It is not a ‘simple pleasure,’ so to speak, but involves a kind of pain-pleasure or ‘pleasure in pain’ (Schmerzlust, as Freud, 1924/1961, p. 162, put it) or satisfaction in dissatisfaction. It qualifies the kind of 'kick’ someone may get out of punishment, self-punishment, doing something that is so pleasurable that it hurts (sexual climax, for example), or doing something that is so painful that it becomes pleasurable.
Most people deny getting pleasure or satisfaction from their symptoms, but 'outside observers’ (those around them) can often see that they enjoy their symptoms, that they 'get off’ on their symptoms in a way that is too roundabout, 'dirty,’ or 'filthy’ to be described in conventional terms as pleasurable or satisfying.
Lacan even went so far as to say, 'jouissance bothers the hell out of us!’ (Lacan 1973-1974, November 13, 1973).
Jouissance is not necessarily something one deliberately seeks out or decides to go out and get. A good deal of our jouissance simply happens to us, often without our knowing why, as if handed to us on a silver platter by Providence or God’s grace, coming when we least expect it and not coming, on the other hand, when we most expect it.

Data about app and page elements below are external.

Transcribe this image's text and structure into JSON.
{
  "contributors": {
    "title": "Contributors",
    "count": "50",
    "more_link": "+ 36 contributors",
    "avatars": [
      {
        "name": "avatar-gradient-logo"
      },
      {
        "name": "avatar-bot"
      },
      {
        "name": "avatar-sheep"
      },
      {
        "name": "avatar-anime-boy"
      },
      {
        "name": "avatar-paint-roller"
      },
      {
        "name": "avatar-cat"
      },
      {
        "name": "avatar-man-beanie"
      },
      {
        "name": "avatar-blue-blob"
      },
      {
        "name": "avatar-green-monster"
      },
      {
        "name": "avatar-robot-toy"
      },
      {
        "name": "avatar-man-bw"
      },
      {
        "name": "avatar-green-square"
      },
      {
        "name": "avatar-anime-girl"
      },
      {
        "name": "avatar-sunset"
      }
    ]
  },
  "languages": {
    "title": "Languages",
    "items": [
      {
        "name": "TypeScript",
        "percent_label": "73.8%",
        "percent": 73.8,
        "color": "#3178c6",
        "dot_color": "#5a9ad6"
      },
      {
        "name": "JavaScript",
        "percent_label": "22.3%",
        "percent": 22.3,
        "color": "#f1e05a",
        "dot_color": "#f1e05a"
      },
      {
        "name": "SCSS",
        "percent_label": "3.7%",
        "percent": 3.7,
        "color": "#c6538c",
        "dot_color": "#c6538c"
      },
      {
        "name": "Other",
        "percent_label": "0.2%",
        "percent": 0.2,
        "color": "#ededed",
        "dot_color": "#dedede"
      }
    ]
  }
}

Bruce Fink, footnote: “that paradoxically disturbing form of satisfaction”
Fundamentals of Psychoanalytic Technique, p. 69